Given data:

- - - - -

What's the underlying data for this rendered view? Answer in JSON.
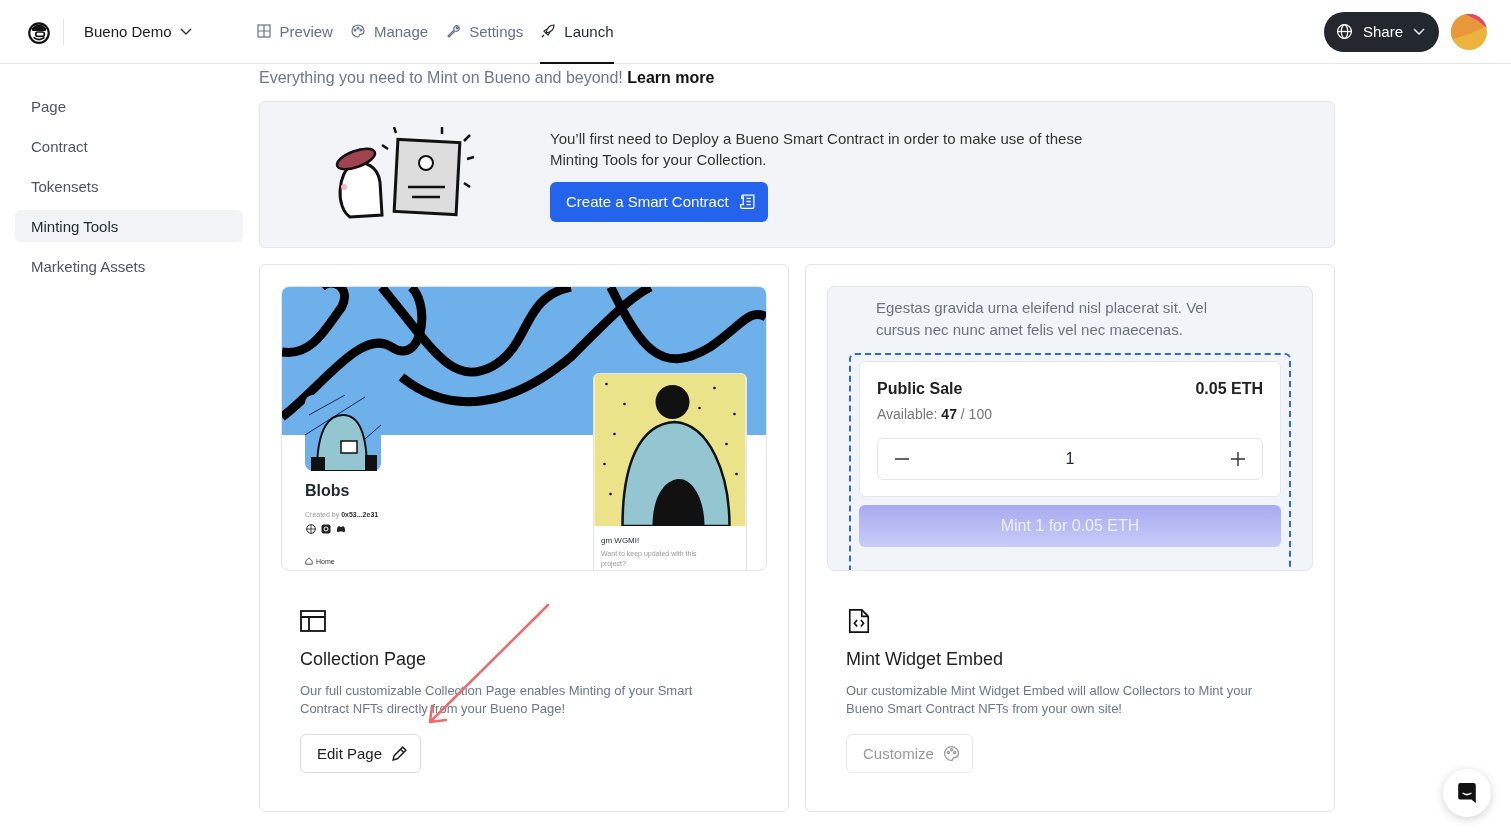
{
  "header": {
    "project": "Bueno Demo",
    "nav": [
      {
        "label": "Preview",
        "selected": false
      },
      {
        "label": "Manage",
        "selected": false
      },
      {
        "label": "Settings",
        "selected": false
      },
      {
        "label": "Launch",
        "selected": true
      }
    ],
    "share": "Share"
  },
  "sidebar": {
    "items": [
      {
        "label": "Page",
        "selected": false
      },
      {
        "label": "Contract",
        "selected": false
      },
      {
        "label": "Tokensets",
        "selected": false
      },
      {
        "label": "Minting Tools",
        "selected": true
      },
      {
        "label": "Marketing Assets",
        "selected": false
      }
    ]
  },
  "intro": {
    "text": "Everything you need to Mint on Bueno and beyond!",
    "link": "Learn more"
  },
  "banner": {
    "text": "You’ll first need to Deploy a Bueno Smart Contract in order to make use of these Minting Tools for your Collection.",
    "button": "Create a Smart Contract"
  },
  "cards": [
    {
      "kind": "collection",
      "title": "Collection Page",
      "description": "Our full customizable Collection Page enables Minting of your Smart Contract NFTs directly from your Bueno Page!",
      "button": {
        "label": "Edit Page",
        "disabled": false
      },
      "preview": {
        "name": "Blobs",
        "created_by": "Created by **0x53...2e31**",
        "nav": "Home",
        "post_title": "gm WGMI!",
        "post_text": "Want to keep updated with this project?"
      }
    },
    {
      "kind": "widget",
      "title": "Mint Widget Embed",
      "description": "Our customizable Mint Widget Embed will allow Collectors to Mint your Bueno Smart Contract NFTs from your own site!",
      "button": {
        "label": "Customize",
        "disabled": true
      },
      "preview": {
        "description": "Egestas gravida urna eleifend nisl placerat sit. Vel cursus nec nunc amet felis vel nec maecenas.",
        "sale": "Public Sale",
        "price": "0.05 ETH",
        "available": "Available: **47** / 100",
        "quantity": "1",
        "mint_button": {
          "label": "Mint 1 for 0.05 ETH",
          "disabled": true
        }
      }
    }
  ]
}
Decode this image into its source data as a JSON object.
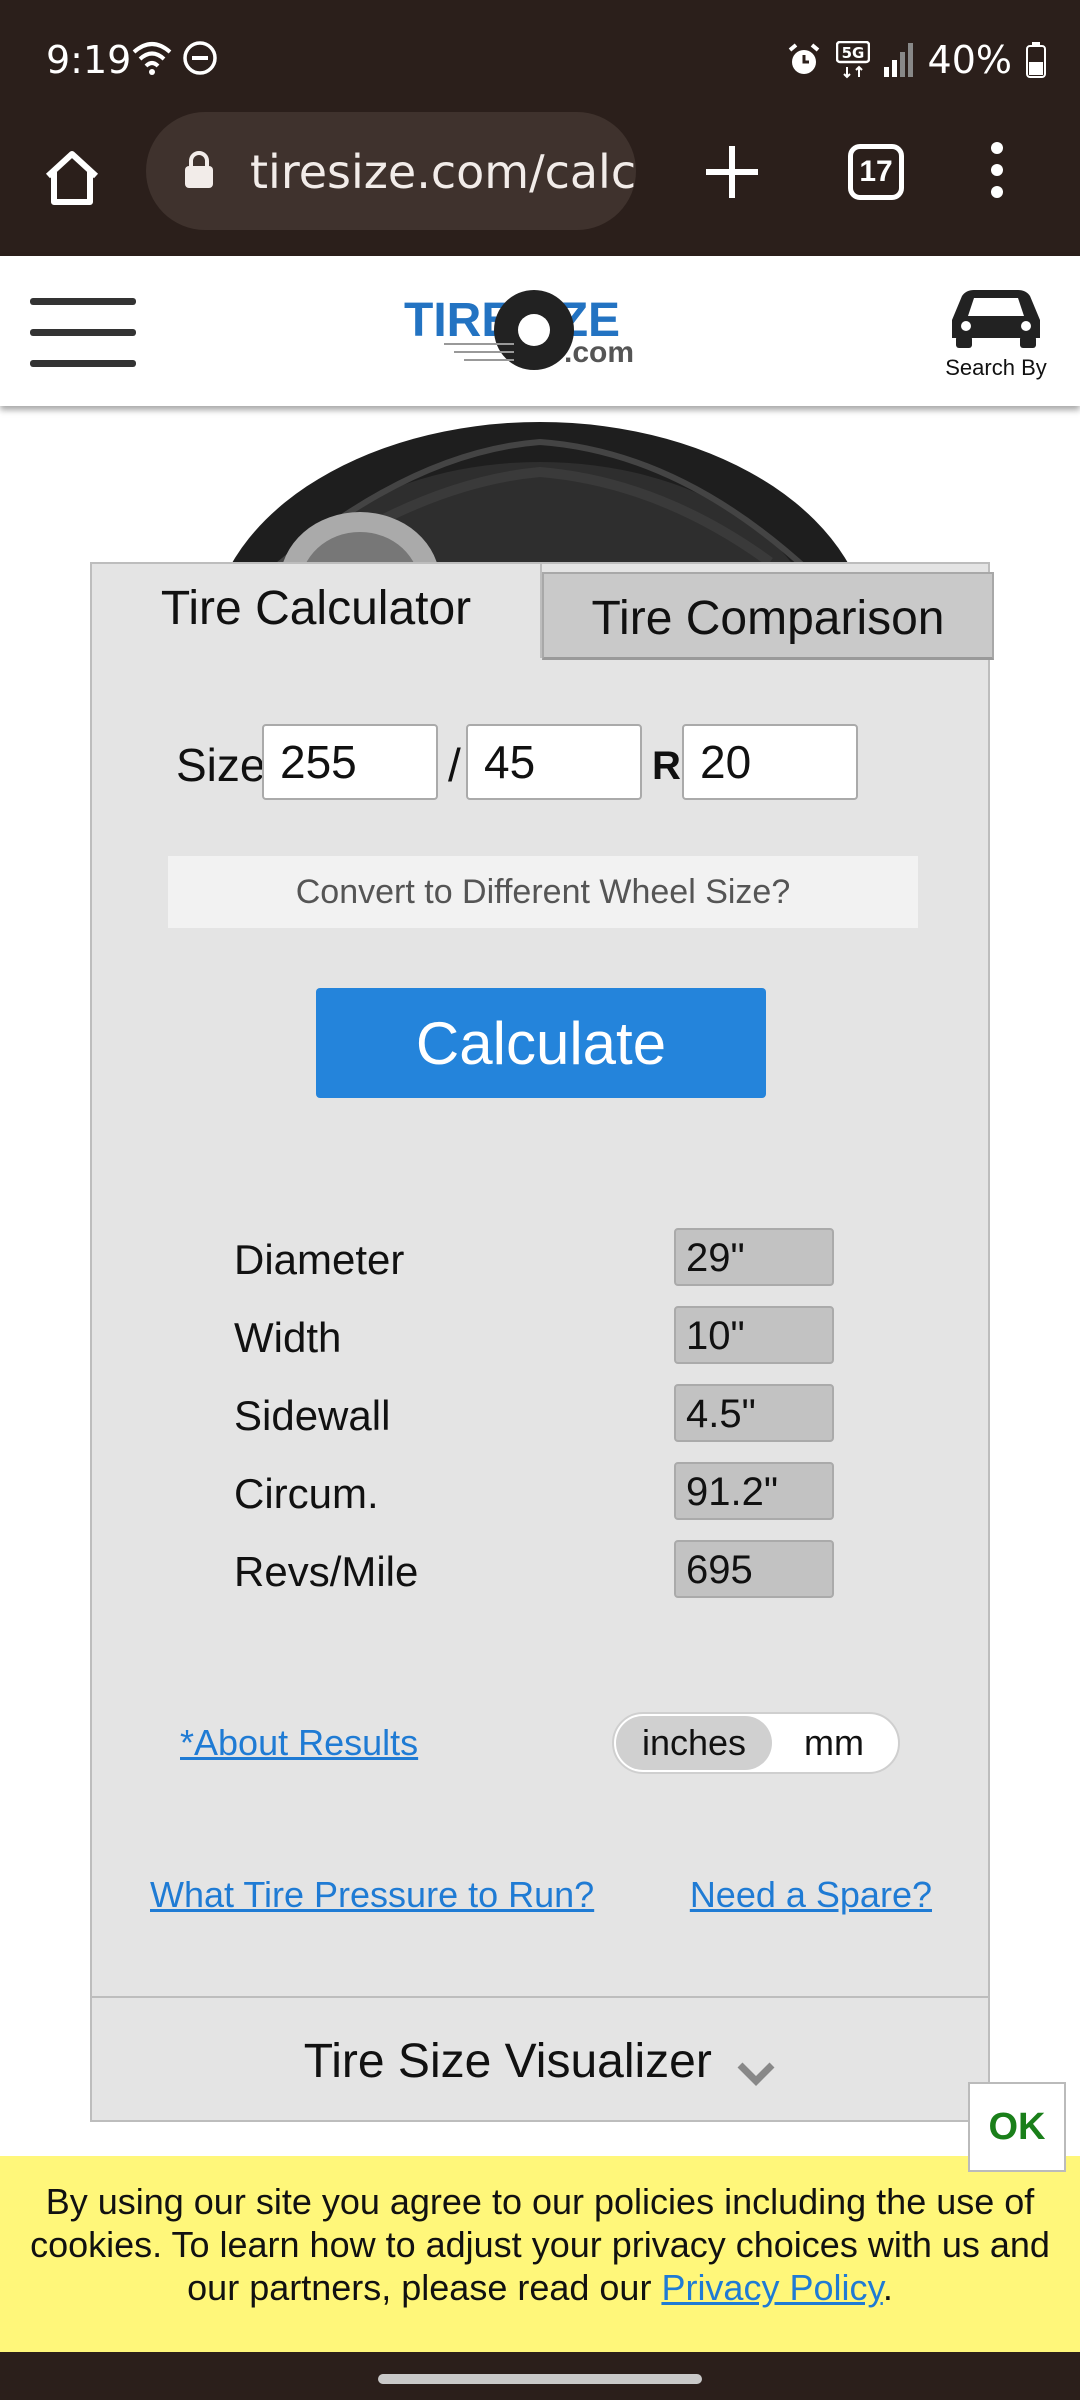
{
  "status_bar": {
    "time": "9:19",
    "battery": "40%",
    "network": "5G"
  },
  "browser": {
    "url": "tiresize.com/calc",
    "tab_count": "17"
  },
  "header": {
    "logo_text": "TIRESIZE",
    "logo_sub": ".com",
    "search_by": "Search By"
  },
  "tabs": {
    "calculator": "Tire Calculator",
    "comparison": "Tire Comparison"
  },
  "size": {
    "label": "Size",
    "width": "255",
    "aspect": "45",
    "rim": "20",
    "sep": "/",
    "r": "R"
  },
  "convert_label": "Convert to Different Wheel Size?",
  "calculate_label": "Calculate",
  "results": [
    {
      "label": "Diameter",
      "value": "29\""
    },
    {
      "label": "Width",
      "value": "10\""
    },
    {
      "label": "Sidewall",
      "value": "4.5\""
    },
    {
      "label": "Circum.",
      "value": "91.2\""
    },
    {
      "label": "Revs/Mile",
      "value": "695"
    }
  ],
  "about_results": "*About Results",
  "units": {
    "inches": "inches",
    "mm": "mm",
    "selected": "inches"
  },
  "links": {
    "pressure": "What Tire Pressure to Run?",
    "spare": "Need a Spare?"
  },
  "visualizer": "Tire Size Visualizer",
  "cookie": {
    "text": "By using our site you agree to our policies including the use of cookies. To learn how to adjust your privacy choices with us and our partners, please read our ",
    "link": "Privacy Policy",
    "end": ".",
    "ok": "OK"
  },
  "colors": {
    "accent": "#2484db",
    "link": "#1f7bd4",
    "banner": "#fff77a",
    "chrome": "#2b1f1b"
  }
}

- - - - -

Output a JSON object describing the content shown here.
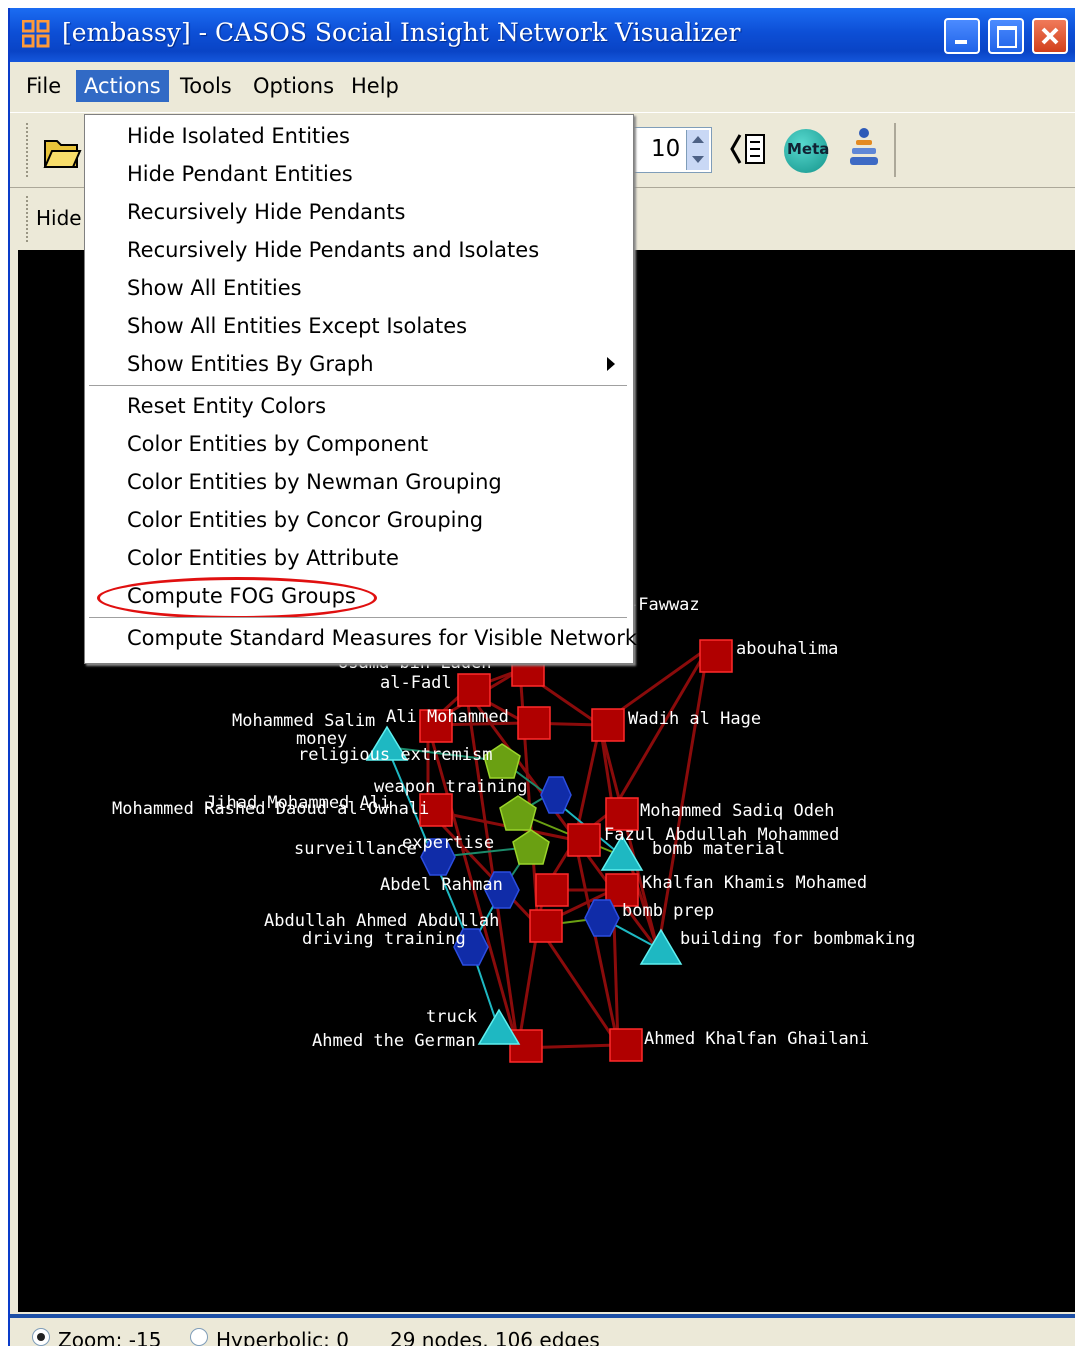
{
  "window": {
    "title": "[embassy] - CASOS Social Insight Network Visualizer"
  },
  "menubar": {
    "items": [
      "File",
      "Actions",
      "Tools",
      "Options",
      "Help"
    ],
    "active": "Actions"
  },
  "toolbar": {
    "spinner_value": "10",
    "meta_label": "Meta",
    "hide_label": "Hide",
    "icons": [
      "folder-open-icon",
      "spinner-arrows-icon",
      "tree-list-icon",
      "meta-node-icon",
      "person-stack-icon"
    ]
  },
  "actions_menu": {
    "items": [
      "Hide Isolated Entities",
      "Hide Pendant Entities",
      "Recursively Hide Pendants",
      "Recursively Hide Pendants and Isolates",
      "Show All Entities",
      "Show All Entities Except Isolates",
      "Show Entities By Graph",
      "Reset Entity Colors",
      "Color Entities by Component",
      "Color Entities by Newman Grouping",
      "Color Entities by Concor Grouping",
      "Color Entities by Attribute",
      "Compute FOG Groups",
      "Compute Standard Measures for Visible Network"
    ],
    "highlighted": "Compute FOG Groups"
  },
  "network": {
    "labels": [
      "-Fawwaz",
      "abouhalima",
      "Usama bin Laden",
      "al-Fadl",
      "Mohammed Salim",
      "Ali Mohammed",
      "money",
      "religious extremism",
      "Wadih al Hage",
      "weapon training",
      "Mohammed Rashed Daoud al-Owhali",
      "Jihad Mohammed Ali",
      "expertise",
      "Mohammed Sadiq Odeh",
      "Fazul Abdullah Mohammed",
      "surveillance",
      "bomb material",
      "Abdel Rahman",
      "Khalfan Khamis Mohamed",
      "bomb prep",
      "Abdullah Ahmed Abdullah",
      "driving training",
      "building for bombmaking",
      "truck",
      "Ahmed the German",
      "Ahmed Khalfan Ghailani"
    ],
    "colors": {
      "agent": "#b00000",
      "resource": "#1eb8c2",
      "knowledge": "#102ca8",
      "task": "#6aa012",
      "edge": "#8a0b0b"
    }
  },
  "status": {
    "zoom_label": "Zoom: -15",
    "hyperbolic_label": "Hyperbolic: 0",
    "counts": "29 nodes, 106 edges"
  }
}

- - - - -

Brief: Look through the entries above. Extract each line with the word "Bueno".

Solution to this problem:
    "project": "Bueno Demo",
    "text": "Everything you need to Mint on Bueno and beyond!",
    "text": "You’ll first need to Deploy a Bueno Smart Contract in order to make use of these Minting Tools for your Collection.",
      "description": "Our full customizable Collection Page enables Minting of your Smart Contract NFTs directly from your Bueno Page!",
      "description": "Our customizable Mint Widget Embed will allow Collectors to Mint your Bueno Smart Contract NFTs from your own site!",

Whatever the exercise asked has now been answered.